For consumers, the new year brings changes in the Affordable Care Act ranging from limits on itemized deductions and flexible spending accounts to Medicare-related tax increases and standardized forms that describe benefits in plain English. In many ways, Connecticut leads the nation in implementing reform from establishing an online marketplace to purchase health insurance and expanding Medicaid coverage to low-income adults to generating millions of dollars in savings for consumers with coverage issues. Changes coming in 2013 and 2014 include:
Limits On Itemized Tax Deductions: The rules for itemizing deductions on federal income tax returns have changed. Beginning 2013, taxpayers can claim deductions for medical expenses not covered by health insurance when they reach 10 percent of adjusted gross income, up from 7.5 percent. The law waives the increase for those 65 years and older for tax years 2013 through 2016.
It’s time like these when I miss Jennifer Jaff the most. Jennifer was the executive director of the Farmington-based Advocacy for Patients with Chronic Illness, Inc., and a member of an advisory committee that is helping build the state’s health insurance exchange, the online marketplace for people buying insurance as mandated by the Affordable Care Act. When Jennifer died in September – she’d been living with a variety of ailments, including Crohn’s disease — she left a huge hole in the state’s safety net. Her board is holding a memorial service for her on Dec. 9 at Hartford’s Old State House, and if just a small portion of the people she helped show up, the building won’t be big enough.
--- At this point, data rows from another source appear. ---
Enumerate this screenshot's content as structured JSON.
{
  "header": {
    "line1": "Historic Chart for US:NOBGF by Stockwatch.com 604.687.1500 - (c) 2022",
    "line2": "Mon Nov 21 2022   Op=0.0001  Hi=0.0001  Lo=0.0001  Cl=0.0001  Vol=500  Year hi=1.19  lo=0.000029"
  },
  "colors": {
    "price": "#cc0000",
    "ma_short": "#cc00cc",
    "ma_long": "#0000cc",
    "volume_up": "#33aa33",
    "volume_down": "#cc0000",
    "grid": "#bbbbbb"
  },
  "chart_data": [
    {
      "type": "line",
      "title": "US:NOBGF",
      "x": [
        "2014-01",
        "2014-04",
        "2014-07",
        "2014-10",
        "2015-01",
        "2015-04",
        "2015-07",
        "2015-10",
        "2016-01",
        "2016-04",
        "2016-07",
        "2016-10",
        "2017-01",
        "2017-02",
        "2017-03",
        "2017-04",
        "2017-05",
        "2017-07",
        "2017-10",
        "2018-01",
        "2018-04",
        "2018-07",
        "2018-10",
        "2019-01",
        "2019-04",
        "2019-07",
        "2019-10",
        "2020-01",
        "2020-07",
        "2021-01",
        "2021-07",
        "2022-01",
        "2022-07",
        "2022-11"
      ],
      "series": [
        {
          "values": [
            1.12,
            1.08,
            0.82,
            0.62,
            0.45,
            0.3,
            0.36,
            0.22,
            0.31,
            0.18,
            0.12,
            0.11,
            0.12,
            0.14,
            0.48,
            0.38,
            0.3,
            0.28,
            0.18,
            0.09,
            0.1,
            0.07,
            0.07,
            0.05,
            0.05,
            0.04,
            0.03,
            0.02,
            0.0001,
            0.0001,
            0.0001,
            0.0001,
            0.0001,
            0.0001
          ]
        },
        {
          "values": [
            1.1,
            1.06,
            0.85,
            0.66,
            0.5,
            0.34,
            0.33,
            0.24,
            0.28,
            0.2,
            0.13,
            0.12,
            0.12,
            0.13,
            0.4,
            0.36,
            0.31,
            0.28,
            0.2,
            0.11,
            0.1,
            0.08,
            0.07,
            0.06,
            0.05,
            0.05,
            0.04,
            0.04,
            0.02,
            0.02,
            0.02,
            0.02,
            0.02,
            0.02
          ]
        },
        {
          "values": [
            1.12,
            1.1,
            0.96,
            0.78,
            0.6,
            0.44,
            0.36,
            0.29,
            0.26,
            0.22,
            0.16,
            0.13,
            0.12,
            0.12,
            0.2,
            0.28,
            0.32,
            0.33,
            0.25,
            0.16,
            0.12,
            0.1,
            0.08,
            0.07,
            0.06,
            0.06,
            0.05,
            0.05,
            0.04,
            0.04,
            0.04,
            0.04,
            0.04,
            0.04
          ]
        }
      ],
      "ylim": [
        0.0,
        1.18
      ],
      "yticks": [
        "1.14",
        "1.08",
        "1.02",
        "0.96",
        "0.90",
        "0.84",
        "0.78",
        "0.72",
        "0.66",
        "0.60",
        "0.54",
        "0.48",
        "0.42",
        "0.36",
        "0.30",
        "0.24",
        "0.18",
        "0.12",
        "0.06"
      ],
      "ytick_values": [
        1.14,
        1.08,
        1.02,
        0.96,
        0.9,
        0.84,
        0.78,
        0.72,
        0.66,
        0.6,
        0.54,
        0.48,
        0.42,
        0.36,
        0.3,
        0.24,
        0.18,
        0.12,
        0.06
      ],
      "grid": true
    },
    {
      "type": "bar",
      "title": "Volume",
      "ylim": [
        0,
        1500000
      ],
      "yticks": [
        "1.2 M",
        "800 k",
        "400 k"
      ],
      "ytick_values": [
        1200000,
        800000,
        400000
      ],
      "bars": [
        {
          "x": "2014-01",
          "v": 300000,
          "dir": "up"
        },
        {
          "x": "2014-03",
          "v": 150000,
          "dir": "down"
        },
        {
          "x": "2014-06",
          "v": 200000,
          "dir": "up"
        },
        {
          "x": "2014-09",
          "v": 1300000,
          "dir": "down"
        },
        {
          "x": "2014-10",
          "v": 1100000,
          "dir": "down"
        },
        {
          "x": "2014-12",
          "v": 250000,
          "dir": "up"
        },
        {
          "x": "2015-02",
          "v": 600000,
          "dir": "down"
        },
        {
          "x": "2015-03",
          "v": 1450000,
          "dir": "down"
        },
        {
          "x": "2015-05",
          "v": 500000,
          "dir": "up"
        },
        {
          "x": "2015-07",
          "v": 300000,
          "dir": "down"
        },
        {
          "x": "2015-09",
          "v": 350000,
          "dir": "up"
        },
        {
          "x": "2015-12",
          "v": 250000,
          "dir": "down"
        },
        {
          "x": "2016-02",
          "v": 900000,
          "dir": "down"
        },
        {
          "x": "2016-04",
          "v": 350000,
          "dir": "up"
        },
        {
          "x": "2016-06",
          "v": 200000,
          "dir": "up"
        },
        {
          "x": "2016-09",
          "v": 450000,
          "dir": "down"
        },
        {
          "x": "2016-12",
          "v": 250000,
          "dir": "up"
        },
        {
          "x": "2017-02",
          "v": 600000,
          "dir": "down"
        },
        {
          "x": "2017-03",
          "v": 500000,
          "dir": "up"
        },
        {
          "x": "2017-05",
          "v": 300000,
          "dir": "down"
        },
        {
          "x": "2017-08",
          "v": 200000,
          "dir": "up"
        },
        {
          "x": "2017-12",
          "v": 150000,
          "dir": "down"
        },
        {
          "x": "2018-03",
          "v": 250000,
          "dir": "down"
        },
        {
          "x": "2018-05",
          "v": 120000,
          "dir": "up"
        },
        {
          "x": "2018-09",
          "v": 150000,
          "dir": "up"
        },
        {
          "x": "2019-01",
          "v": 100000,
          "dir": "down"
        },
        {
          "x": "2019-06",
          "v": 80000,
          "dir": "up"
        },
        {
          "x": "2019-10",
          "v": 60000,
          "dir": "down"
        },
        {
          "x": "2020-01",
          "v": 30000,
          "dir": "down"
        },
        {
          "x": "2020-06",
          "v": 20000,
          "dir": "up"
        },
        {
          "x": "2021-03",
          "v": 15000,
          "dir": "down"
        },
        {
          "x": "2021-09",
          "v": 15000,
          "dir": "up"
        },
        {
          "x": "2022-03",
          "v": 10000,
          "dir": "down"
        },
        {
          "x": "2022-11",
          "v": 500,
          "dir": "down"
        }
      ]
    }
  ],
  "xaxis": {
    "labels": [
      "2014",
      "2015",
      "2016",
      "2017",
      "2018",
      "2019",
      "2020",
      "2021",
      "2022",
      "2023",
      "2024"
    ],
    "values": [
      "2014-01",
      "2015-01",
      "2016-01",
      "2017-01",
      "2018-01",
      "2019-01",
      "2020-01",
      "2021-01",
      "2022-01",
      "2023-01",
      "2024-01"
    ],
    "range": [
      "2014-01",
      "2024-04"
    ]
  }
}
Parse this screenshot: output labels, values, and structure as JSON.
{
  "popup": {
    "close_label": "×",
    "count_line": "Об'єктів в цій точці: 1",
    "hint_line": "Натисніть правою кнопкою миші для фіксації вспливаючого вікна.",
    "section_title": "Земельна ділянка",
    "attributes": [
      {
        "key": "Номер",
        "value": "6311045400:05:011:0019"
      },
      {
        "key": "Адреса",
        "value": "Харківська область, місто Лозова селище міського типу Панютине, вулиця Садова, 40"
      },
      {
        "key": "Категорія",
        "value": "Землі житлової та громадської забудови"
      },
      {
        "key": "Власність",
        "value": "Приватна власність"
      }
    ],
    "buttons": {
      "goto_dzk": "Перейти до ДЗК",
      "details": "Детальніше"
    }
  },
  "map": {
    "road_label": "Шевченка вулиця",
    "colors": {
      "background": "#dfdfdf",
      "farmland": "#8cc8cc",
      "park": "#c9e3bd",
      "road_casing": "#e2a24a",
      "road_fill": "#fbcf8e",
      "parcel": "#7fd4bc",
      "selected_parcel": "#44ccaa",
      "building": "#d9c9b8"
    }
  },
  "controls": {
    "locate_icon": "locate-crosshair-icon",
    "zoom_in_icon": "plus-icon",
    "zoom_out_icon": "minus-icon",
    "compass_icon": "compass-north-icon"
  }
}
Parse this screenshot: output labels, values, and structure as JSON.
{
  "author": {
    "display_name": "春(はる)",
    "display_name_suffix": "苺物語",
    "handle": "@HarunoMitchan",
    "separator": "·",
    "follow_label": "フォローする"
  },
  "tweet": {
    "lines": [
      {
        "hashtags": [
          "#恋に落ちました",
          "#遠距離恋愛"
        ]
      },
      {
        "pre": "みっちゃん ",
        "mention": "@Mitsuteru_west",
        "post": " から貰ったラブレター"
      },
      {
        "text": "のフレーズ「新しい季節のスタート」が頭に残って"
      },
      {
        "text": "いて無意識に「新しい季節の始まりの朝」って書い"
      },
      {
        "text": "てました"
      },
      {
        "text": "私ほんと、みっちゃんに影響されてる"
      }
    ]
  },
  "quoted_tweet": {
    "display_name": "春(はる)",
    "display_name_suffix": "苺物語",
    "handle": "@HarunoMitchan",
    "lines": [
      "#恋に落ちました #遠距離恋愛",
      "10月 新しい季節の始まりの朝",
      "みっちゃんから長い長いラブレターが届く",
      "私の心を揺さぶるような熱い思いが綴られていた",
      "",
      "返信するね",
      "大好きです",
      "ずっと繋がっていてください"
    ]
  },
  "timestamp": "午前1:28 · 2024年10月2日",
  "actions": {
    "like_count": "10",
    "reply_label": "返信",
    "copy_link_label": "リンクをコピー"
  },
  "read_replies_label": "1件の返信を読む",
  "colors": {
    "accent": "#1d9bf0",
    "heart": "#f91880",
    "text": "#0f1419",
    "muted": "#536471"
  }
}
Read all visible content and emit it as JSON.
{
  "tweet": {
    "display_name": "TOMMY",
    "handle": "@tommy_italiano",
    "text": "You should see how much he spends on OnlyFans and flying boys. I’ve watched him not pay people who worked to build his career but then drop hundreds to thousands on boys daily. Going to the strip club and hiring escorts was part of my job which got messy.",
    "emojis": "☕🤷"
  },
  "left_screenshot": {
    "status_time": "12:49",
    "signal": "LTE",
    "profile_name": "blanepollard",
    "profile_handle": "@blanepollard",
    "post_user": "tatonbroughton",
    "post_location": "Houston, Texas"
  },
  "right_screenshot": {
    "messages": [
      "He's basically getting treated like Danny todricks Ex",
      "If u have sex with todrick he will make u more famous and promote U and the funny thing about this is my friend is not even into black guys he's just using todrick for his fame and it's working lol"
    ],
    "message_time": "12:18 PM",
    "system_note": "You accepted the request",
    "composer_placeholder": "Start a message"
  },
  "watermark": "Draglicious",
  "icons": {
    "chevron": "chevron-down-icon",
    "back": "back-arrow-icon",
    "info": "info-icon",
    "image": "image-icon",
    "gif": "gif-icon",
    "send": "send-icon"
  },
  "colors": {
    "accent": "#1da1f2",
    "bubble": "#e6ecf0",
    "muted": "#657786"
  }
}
We need her now, during the state’s organization of its exchange.